For seafood, The Landing offers beer battered, breaded, and baked cod dinners ($13.99) on Fridays, as well as shrimp dinners ($14.99) on every day of the week. Their menu lists french fries as the only potato option, so my ears perked up when I was told they also had homemade potato pancakes. If you’re willing to pay a buck for a song in a jukebox or a cookie at a bake sale, you certainly should be willing to pay a buck for a potato pancakes upgrade. That’s what I did, and I ordered them with the cod that was beer battered.

I had been asked if I wanted a tall or short Old Fashioned, and I went with the short. While it was obvious I was given the short glass, the glass was taller than a usual Old Fashioned glass. Three stemmed cherries sat atop it, skewered on a ribboned toothpick. The drink was straight to the point: soda. mix. brandy. no muddle.

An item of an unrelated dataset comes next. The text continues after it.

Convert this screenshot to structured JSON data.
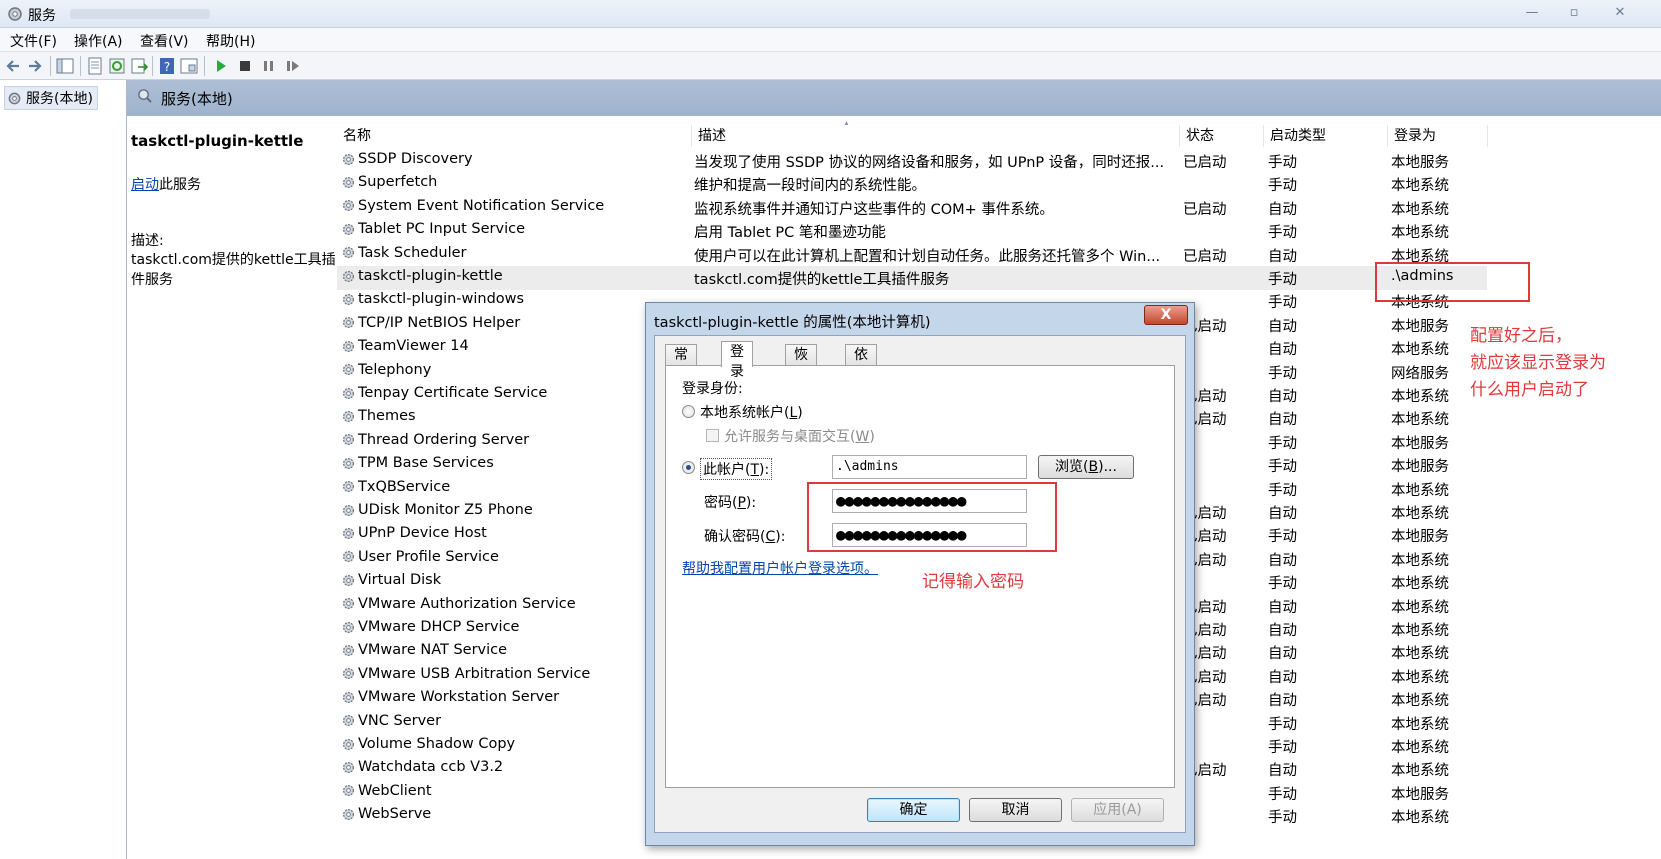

There never had been a need to worry about how long it would take to get food—it took all but 20 minutes from the time I arrived for the meal to come out. First I grabbed the bread, which consisted of two halves of lightly marbled rye flecked with caraway seeds, buttered and sandwiched together. Though standard in appearance, with not much to be expected, it was flavorful, soft, and fresh, reaching to its full potential. The coleslaw was full of crunch, and light on seasoning and sauce—being much less creamy than the slaw I remembered from July.

Flat and thin, the top pancake was uniform enough in appearance that at first I questioned if it was homemade. This questioning quickly receded when biting into it. I’ll admit, I usually dab my pancakes in ketchup, but when my waitress asked if I wanted applesauce, syrup, or sour cream, I chose the latter, and never requested ketchup. Sour cream was the perfect match for the cakes on account of their sharp onion flavor.

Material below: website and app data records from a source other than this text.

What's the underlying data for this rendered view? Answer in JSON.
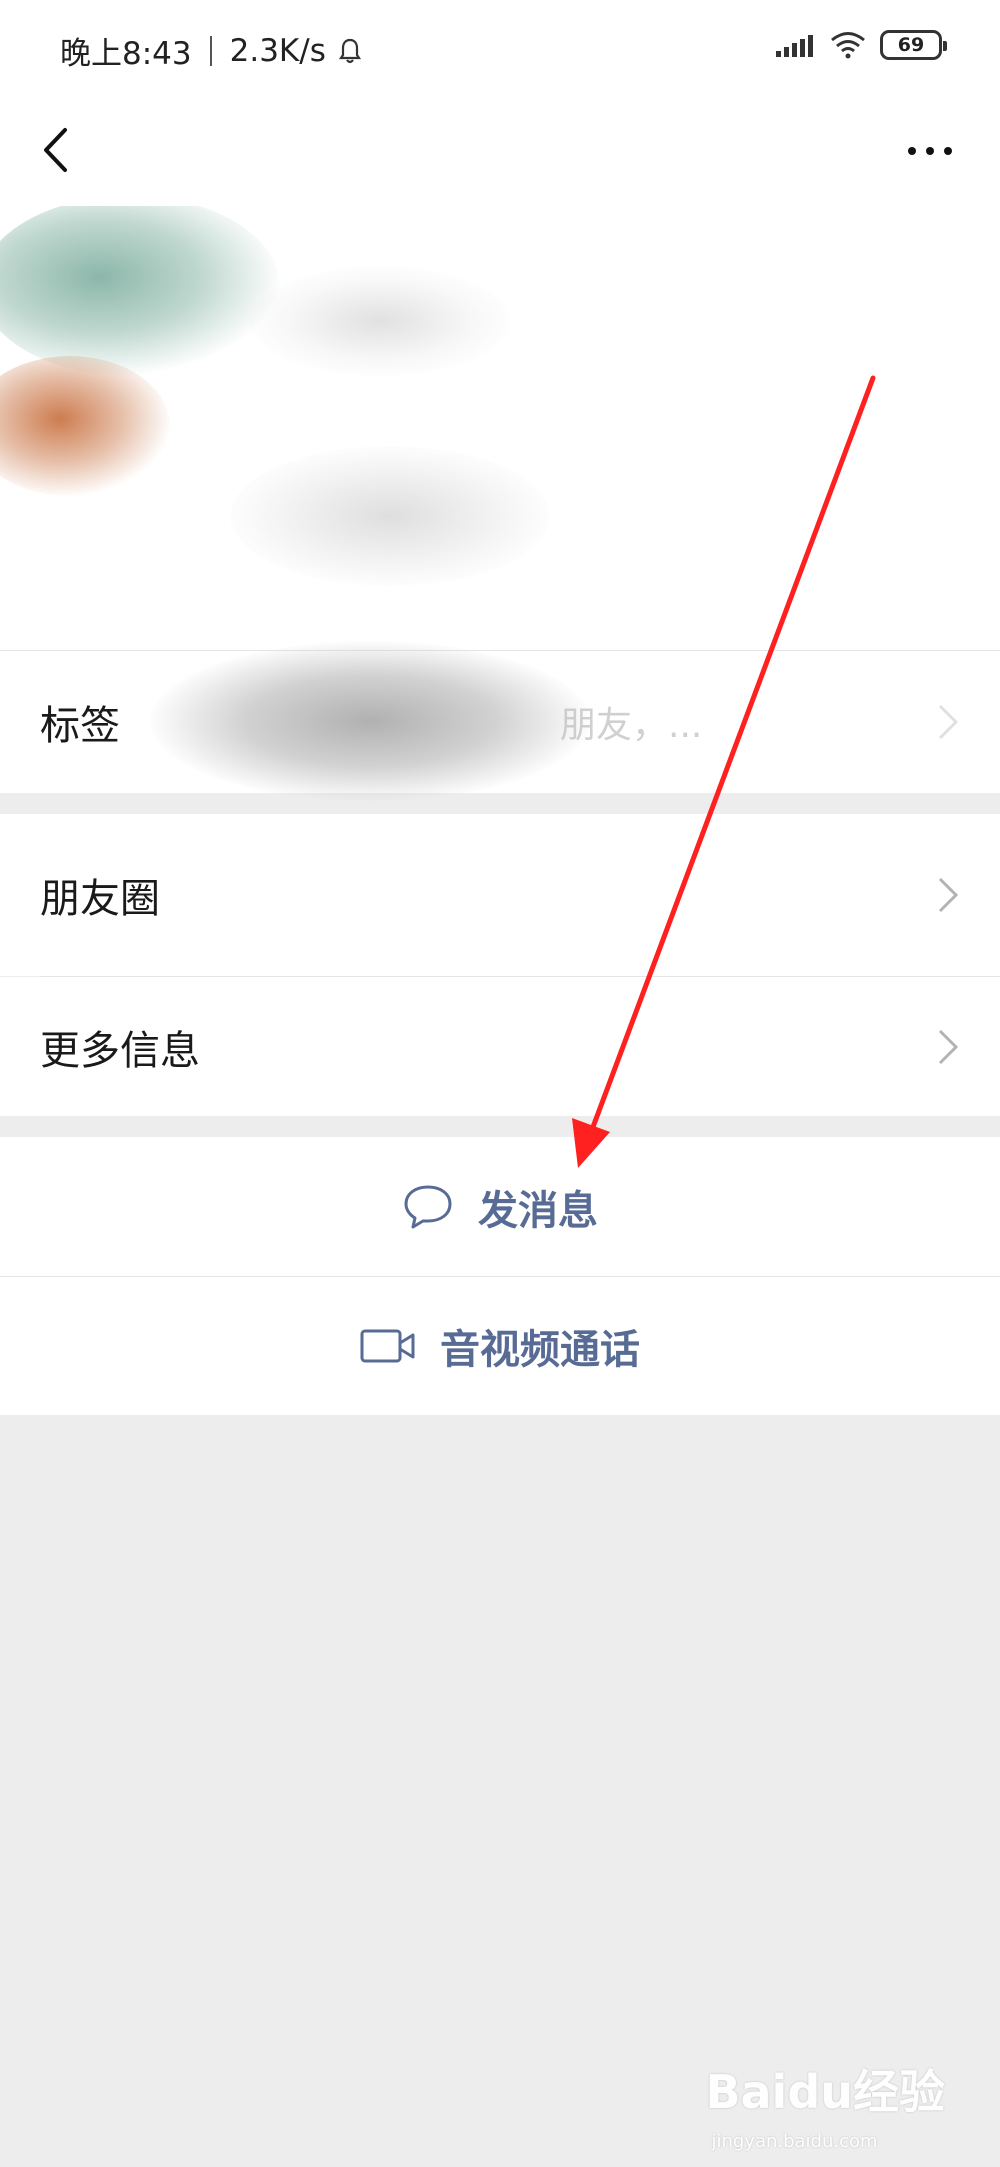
{
  "status_bar": {
    "time": "晚上8:43",
    "speed": "2.3K/s",
    "battery": "69"
  },
  "nav": {
    "back_icon": "chevron-left-icon",
    "more_icon": "more-horizontal-icon"
  },
  "profile": {
    "tags_label": "标签",
    "tags_value": "朋友，..."
  },
  "menu": {
    "moments_label": "朋友圈",
    "more_info_label": "更多信息"
  },
  "actions": {
    "send_message_label": "发消息",
    "video_call_label": "音视频通话"
  },
  "watermark": {
    "text": "Baidu经验",
    "sub": "jingyan.baidu.com"
  },
  "colors": {
    "link_blue": "#576b95",
    "annotation_red": "#ff2020",
    "background": "#ededed"
  }
}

Compact, thick, and meaty, the cod loins were taken out of the fryer at the perfect moment and were covered with a thin, golden, and flavorful batter. The tartar sauce was unmemorable. And by unmemorable I mean that when I listened back to the voice recording I had made about this fish fry while I was packing up to head to Cactus Club, I didn’t mention anything about it, nor can I remember specifics about it now. But this I do remember: it hit the spot in the moment and went just fine with the classic beer battered cod.

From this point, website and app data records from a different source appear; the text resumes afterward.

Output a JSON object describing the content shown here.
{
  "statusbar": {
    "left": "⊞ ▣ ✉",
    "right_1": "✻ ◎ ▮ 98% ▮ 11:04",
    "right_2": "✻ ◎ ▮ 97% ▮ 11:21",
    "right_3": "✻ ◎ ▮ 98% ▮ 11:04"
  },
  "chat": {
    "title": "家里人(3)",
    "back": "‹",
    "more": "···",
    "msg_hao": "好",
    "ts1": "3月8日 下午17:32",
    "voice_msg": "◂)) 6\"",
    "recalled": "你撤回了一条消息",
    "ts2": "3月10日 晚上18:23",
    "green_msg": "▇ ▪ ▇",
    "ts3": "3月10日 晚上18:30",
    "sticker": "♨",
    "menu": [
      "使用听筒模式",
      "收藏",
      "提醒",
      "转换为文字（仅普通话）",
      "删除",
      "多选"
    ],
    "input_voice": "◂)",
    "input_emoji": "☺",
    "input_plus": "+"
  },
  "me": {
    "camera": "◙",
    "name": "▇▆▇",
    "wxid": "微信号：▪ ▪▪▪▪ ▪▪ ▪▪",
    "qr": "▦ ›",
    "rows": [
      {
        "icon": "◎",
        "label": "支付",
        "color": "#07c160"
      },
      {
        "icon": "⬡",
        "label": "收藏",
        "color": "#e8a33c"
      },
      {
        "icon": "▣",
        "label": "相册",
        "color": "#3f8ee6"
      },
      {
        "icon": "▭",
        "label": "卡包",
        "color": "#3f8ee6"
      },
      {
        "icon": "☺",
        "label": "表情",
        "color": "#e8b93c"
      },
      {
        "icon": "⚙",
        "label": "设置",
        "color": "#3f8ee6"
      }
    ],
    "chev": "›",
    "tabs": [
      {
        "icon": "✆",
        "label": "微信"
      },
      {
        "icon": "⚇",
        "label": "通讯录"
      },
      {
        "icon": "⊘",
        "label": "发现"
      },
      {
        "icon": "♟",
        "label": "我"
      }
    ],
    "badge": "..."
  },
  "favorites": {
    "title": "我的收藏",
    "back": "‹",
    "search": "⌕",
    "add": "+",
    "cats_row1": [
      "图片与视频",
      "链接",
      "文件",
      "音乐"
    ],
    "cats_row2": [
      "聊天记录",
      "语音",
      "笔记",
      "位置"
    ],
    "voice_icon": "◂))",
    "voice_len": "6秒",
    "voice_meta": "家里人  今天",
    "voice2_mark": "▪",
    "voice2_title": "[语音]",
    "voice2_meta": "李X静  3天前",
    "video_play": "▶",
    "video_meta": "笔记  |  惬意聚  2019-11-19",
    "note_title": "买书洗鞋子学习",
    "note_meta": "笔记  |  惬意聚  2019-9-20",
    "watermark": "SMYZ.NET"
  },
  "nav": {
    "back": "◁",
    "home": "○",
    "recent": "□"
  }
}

Like a number of restaurants near Milwaukee Mitchell International Airport, such as Amelia’s and Final Approach, The Landing has a name related to airplanes. The Landing has been in operation for more than a decade, and it isn’t the first business in the building to be named in such a way—The Airport Tap, First Class Pub & Eatery, and The Runaway have all called the location home.

Last Friday, the owner was working behind the bar and my waitress was the only waitress in the front room. Despite the number of people she had to weave through who were having drinks, she continually stopped back to check on me. “You can sign it better if you put it on this piece of cardboard,” she said, setting my bill on a coaster. “Put that in your wallet right away,” she recommended, handing me my card wrapped in the receipt, “so it doesn’t get lost.” Afterwards she asked me if I liked my meal and if I thought I’d be back. It turned out she was wondering if I wanted a loyalty card. Did I get one? Yes. Where one lands once, they may land again, especially if a classic beer battered fish fry awaits.

Takeaways: When you arrive, it actually feels a bit like you are landing; lots of people standing around and apparently not eating fish; the short Old Fashioned wasn’t really short; simple rye can be satisfying rye; on-point sour cream and onion pancakes; classic beer batter on somewhat succulent cod; 5,000 points on the loyalty card gets you four fish fry dinners and I only have 4,965 points to go.

Exclusive articles, podcasts, and more. Support Milwaukee Record on Patreon.


RELATED ARTICLES

Fish fry archive

About The Author

Contributor

Originally hailing from Fond du Lac, Wisconsin—home of Walleye Weekend, the self-professed "World's Largest Walleye Fish Fry"—Caleb Westphal has not missed a Friday night fish fry since sometime in 2013. He plays saxophone with the surf-punk-garage outfit Devils Teeth. He also spins classic 45s and would love to do so at your roller skating party, car show, or 50th high school reunion.

X